Let $$F(x) = \sum_{d\leq x} \frac{\mu(d)}{d} \log \frac{x}{d}.$$

s it possible/feasible to give an elementary proof of the fact that $F(x)= 1 + o(1)$ (and, ideally, $1+O(1/\log x)$, or better)? By "elementary" I mean "using the properties of $\zeta(s)$ only for $\Re(s)\geq 1$, and of preference only for $s$ real". (Call work with $s$ complex, $\Re(s)\geq 1$, "semi-elementary" if you wish.) I'd also need for it to be possible to make the bounds nicely explicit.
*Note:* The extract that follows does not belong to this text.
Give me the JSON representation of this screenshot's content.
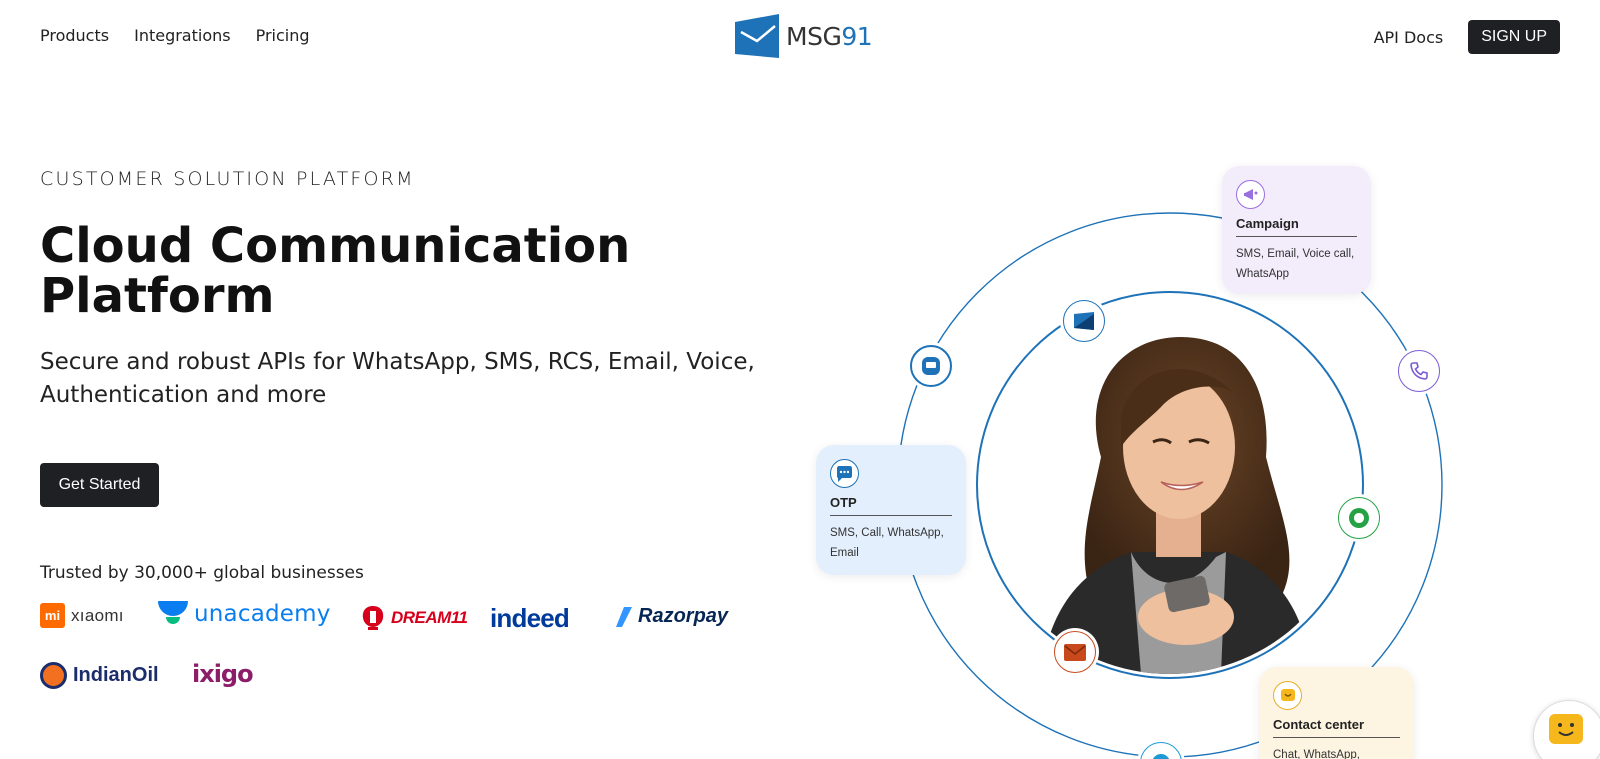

[Note: I am well aware of Ramaré's and Balazard's work, which relies on estimates on $\sum_{m\leq x} \mu(m)$ (derived in turn from estimates on $\sum_{m\leq x} \Lambda(m)$). I am looking for (semi-)elementary estimates, in part because I would like something that can be easily adapted to analogous sums.]